Kiyora, babe in the city
Mazda’s city-style show car is pointing the way ahead, write NEIL DOWING and PAUL GOVER in Paris
WHEN the smoke cleared and the white-clad models had done their work, the Japanese Kiyora concept at the Paris Motor Show emerged as a potential Mazda1.
Mazda is keen for a new cityfocused baby to sit below the existing Mazda2 and company insiders are hinting the Kiyora could be the start of the project.
The show car is already fitted with one of Mazda’s near-future engines, a 1.3-litre direct-injection petrol powerplant, and rolls on a mechanical package taken from the Mazda2.
But it could also show where Mazda is going with other models, including the next replacement for the mid-sized Mazda6, and chief designer Laurens Van Den Acker says the Kiyora is a ‘‘platform for the future’’.
‘‘It is everything we want in a vehicle — lightweight, fuel- efficient, low emissions, safe and stylish,’’ he says.
‘‘This is not a car out of which we will take bits and pieces and put them in a wagon, an SUV or a big car. This is a working model for the future.’’
Van Den Acker says the design can be expanded for a bigger sedan or an SUV using the same styling principles.
‘‘We have to be careful to maintain the Mazda family identity yet ensure each model has its own distinction,’’ he says.

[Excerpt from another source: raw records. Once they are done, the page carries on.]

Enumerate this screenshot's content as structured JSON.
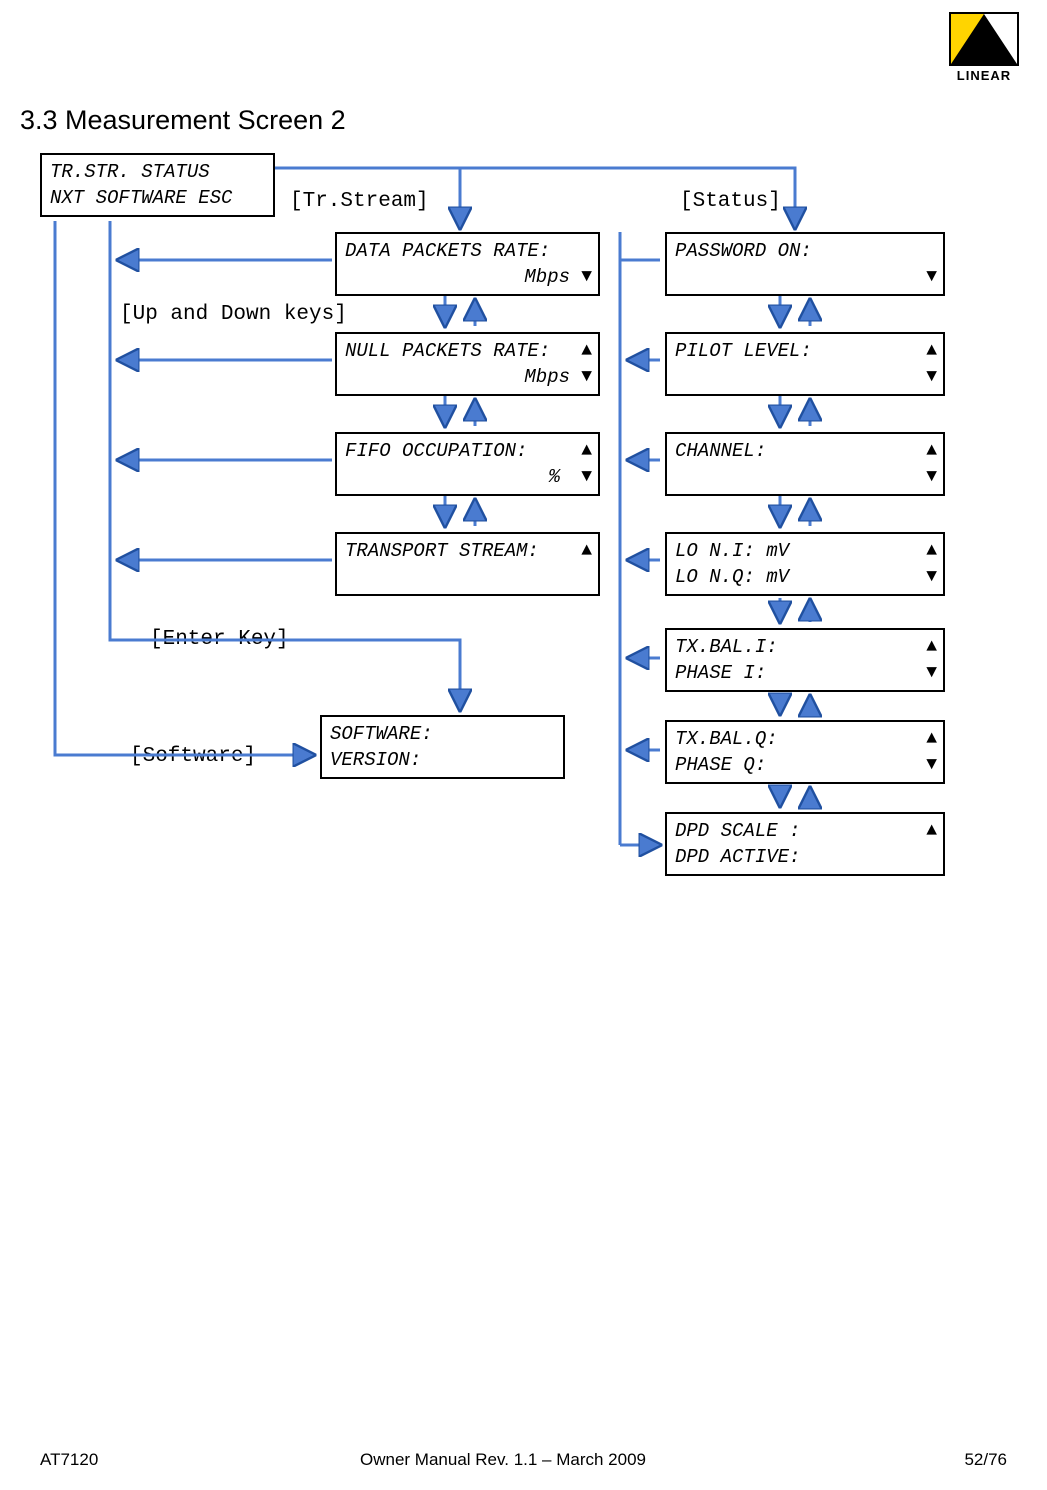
{
  "heading": "3.3 Measurement Screen 2",
  "logo_text": "LINEAR",
  "menu": {
    "row1": "TR.STR.   STATUS",
    "row2": "NXT  SOFTWARE  ESC"
  },
  "labels": {
    "tr_stream": "[Tr.Stream]",
    "status": "[Status]",
    "up_down": "[Up and Down keys]",
    "enter": "[Enter Key]",
    "software": "[Software]"
  },
  "left_boxes": {
    "data_packets": {
      "l1": "DATA PACKETS RATE:",
      "l2": "Mbps"
    },
    "null_packets": {
      "l1": "NULL PACKETS RATE:",
      "l2": "Mbps"
    },
    "fifo": {
      "l1": "FIFO OCCUPATION:",
      "l2": "%"
    },
    "transport": {
      "l1": "TRANSPORT STREAM:",
      "l2": ""
    },
    "software": {
      "l1": "SOFTWARE:",
      "l2": "VERSION:"
    }
  },
  "right_boxes": {
    "password": {
      "l1": "PASSWORD ON:",
      "l2": ""
    },
    "pilot": {
      "l1": "PILOT LEVEL:",
      "l2": ""
    },
    "channel": {
      "l1": "CHANNEL:",
      "l2": ""
    },
    "lo": {
      "l1": "LO N.I:        mV",
      "l2": "LO N.Q:        mV"
    },
    "txbal_i": {
      "l1": "TX.BAL.I:",
      "l2": "PHASE  I:"
    },
    "txbal_q": {
      "l1": "TX.BAL.Q:",
      "l2": "PHASE  Q:"
    },
    "dpd": {
      "l1": "DPD SCALE :",
      "l2": "DPD ACTIVE:"
    }
  },
  "footer": {
    "left": "AT7120",
    "center": "Owner Manual Rev. 1.1 – March 2009",
    "right": "52/76"
  }
}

The Kiyora has some innovative features, the most noticeable being rear seats made only of a stretchy material strung between the C-pillars to create a hammock.
The laminated nylon is comfortable and strong enough to support the passenger, yet is extremely light.
Light show: the Mazda Kiyora concept car on display in Paris.